A Wisconsin dad sued the Kenosha Unified School District, the City of Kenosha and a Kenosha police officer on behalf of his 12-year-old daughter after the off-duty police officer used his knee to restrain her in Lincoln Middle School’s cafeteria last year, March 4, 2022.
According to the Milwaukee Journal Sentinel, Jerrel Perez is listed as the plaintiff in the lawsuit since his daughter is a minor. Perez and their attorney, Drew DeVinney, argue that with the “unreasonable and excessive” force officer Shawn Guetschow used on the 12-year-old, he “acted with malice or in reckless disregard” when he placed his knee on her neck for over 20 seconds.
In a surveillance video that captured the moment, Guetschow restrained the child, attempting to stop the cafeteria fight that had played out between her and another student.
A girl approached Perez’s daughter, who then pushed the other student, and a fight ensued. An employee got a hold of the student that approached Perez’s daughter by the arm, but Guetschow held the 12-year-old on the cafeteria floor with his knee on her neck.
The plaintiffs stated in the complaint that the 12-year-old couldn’t breathe in the position Guetschow put her in. Perez’s daughter, unfortunately, suffered physical and mental trauma, causing her to change schools.
“(Perez’s daughter) has (been) treated for nearly a year for the physical and emotional injuries that she sustained,” DeVinney said. “Although she is not healed from her trauma, she is ready to stand up for herself.”
DeVinney called the officer short-tempered and claimed the school district, city and police department were to blame for the incident since they failed to train off-duty officers for situations like this properly.
Guetschow worked as a part-time security guard and a police officer for Kenosha Police Department (KPD). At the time of the incident, Guetschow was off duty, which is permitted for the city’s police officers as long as they don’t use the police department’s equipment for off-duty or non-City purposes. The problem with the officer using his knee to restrain the 12-year-old is that the police department’s policy prohibits using chokeholds unless deadly force is needed.
Deadly force is only used if the officer’s life is in danger or the officer “has probable cause to believe that the person to be arrested has used deadly force in the commission of a felony.” It was a 12-year-old fighting another student with her hands and no weapon. Additionally, the off-duty officer had her on the ground with her hands behind her back, pushing her face into the ground. During that time, he had his knee on her neck while pulling out his handcuffs and cuffing her.
If he didn’t know how to use one hand to remove the cuffs and cuff her, he could’ve used another restraining method that didn’t involve obstructing her airway.
Guetchow wasn’t charged, but the Kenosha County District Attorney’s Office charged Perez’s daughter, but the case closed, and she didn’t face any convictions.
As for Guetschow, he was initially placed on administrative duty during the investigation but returned to being an officer on Jan. 31, 2023, according to a news release from KPD.

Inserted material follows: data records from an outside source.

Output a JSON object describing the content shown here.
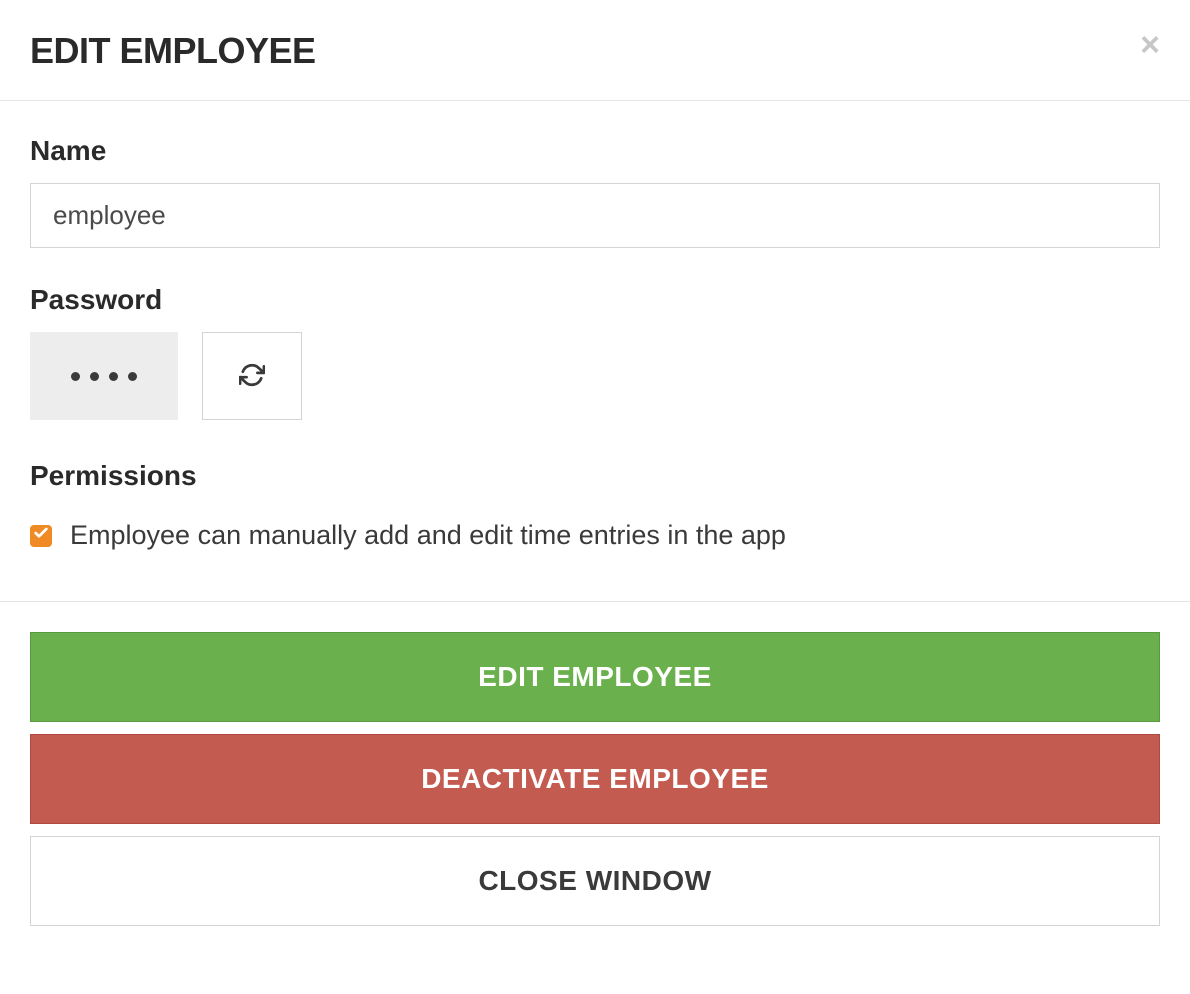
{
  "modal": {
    "title": "EDIT EMPLOYEE"
  },
  "fields": {
    "name_label": "Name",
    "name_value": "employee",
    "password_label": "Password",
    "permissions_label": "Permissions",
    "permission_checkbox_label": "Employee can manually add and edit time entries in the app",
    "permission_checked": true
  },
  "buttons": {
    "edit_employee": "EDIT EMPLOYEE",
    "deactivate_employee": "DEACTIVATE EMPLOYEE",
    "close_window": "CLOSE WINDOW"
  },
  "colors": {
    "primary_green": "#6ab04c",
    "danger_red": "#c45b50",
    "checkbox_orange": "#f08a24"
  }
}
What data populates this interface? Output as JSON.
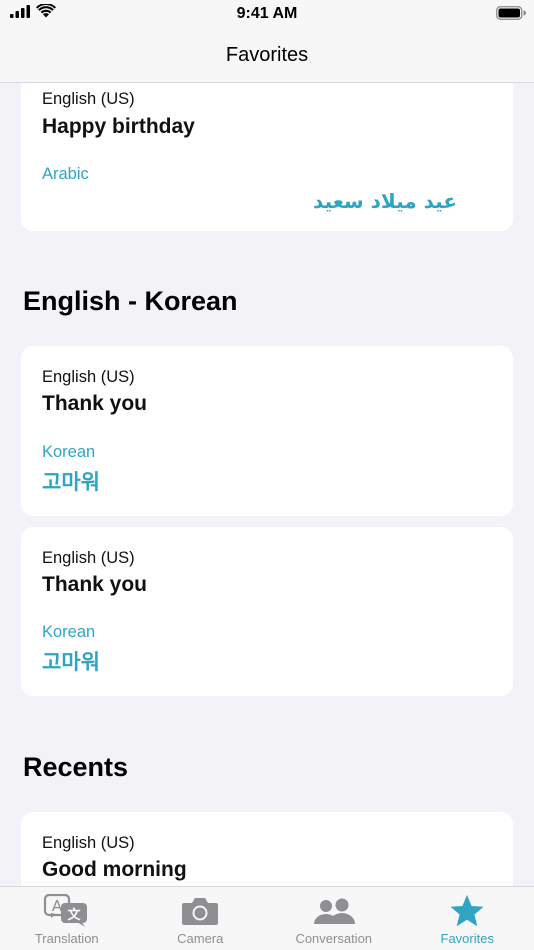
{
  "status_bar": {
    "time": "9:41 AM"
  },
  "nav": {
    "title": "Favorites"
  },
  "cards": [
    {
      "source_language": "English (US)",
      "source_text": "Happy birthday",
      "target_language": "Arabic",
      "target_text": "عيد ميلاد سعيد"
    },
    {
      "source_language": "English (US)",
      "source_text": "Thank you",
      "target_language": "Korean",
      "target_text": "고마워"
    },
    {
      "source_language": "English (US)",
      "source_text": "Thank you",
      "target_language": "Korean",
      "target_text": "고마워"
    },
    {
      "source_language": "English (US)",
      "source_text": "Good morning"
    }
  ],
  "sections": [
    {
      "title": "English - Korean"
    },
    {
      "title": "Recents"
    }
  ],
  "tabs": [
    {
      "label": "Translation",
      "icon": "translation-icon",
      "active": false
    },
    {
      "label": "Camera",
      "icon": "camera-icon",
      "active": false
    },
    {
      "label": "Conversation",
      "icon": "conversation-icon",
      "active": false
    },
    {
      "label": "Favorites",
      "icon": "star-icon",
      "active": true
    }
  ],
  "colors": {
    "accent": "#2fa5c4",
    "inactive": "#8e8e93",
    "background": "#f2f2f7"
  }
}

This isn’t the first time a KPD officer has made national news. In August 2020, a KPD officer named Rusten Sheskey was under fire after shooting Jacob Blake in the back a few times in front of his children, causing him to be paralyzed from the waist down. While Blake did have a knife on him, videos prove he wasn’t pointing it toward officers and was trying to get in the vehicle his kids were in with his back pointed toward the officers, who had their guns drawn.
Yet, officer Sheskey wasn’t charged with using excessive force on someone who showed no danger to the police officers at the scene.
It’s unclear if officer Guetschow watched the news because if he had, he would’ve known that George Floyd died due to former officer Derek Chauvin restraining him with his knee for a little over nine minutes. Chauvin, a 5-foot-nine man, killed Floyd, a 5-foot-11 man, with his knee. So, why did Guetschow, a grown man, think it was okay to obstruct a 12-year-old’s airway with his knee knowing she didn’t threaten his life and was smaller than him?
DeVinney, Perez and his daughter demand a jury trial.